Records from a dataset

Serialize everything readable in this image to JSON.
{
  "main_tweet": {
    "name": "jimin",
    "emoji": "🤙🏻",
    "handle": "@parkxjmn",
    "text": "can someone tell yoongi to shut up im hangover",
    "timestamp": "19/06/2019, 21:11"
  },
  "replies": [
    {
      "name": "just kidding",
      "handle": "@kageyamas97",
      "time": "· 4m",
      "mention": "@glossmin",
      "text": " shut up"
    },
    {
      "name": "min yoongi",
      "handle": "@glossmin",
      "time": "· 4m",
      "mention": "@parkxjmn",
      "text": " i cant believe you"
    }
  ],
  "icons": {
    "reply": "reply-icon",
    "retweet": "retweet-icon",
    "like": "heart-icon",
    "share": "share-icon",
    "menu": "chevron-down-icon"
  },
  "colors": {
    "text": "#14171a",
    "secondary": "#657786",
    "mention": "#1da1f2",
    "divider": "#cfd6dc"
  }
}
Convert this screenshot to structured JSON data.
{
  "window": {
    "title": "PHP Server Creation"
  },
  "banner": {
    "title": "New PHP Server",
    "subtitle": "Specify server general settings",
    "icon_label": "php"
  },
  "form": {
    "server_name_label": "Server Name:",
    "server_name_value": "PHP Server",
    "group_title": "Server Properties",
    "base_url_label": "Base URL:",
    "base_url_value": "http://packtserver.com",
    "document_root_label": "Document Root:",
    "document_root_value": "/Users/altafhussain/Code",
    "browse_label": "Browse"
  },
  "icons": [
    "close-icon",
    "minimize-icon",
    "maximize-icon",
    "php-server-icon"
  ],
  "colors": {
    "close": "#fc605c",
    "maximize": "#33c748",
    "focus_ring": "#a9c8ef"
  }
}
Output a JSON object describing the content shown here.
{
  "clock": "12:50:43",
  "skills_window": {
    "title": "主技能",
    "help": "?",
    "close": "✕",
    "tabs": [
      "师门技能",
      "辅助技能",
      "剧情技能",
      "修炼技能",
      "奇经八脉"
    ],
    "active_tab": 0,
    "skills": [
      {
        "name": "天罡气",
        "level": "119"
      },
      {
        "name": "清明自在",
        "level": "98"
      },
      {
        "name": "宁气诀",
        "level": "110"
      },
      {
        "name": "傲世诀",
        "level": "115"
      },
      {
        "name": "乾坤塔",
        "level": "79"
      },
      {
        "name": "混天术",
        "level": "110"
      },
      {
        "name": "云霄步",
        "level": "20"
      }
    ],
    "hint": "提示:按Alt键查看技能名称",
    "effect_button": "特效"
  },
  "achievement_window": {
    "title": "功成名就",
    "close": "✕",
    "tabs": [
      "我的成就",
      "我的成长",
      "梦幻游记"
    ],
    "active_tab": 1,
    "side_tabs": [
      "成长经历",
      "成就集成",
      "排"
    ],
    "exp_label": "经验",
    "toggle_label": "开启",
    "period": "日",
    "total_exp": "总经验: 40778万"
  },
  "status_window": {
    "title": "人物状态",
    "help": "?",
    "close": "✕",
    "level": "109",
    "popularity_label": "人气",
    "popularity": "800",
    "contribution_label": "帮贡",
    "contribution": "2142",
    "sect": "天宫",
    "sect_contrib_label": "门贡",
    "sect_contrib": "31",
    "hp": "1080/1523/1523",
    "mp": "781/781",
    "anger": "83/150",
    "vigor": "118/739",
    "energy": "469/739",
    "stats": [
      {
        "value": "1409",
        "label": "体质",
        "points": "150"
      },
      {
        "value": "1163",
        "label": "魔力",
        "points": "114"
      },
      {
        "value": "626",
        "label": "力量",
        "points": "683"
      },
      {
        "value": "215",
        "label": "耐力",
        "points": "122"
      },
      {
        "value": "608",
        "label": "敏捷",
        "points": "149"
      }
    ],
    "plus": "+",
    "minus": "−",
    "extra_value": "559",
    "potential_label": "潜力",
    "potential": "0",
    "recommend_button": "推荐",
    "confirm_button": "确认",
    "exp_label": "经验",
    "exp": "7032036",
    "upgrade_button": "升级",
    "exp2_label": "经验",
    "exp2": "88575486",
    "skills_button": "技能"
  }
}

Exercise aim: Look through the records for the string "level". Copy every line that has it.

Output:
        "level": "119"
        "level": "98"
        "level": "110"
        "level": "115"
        "level": "79"
        "level": "110"
        "level": "20"
    "level": "109",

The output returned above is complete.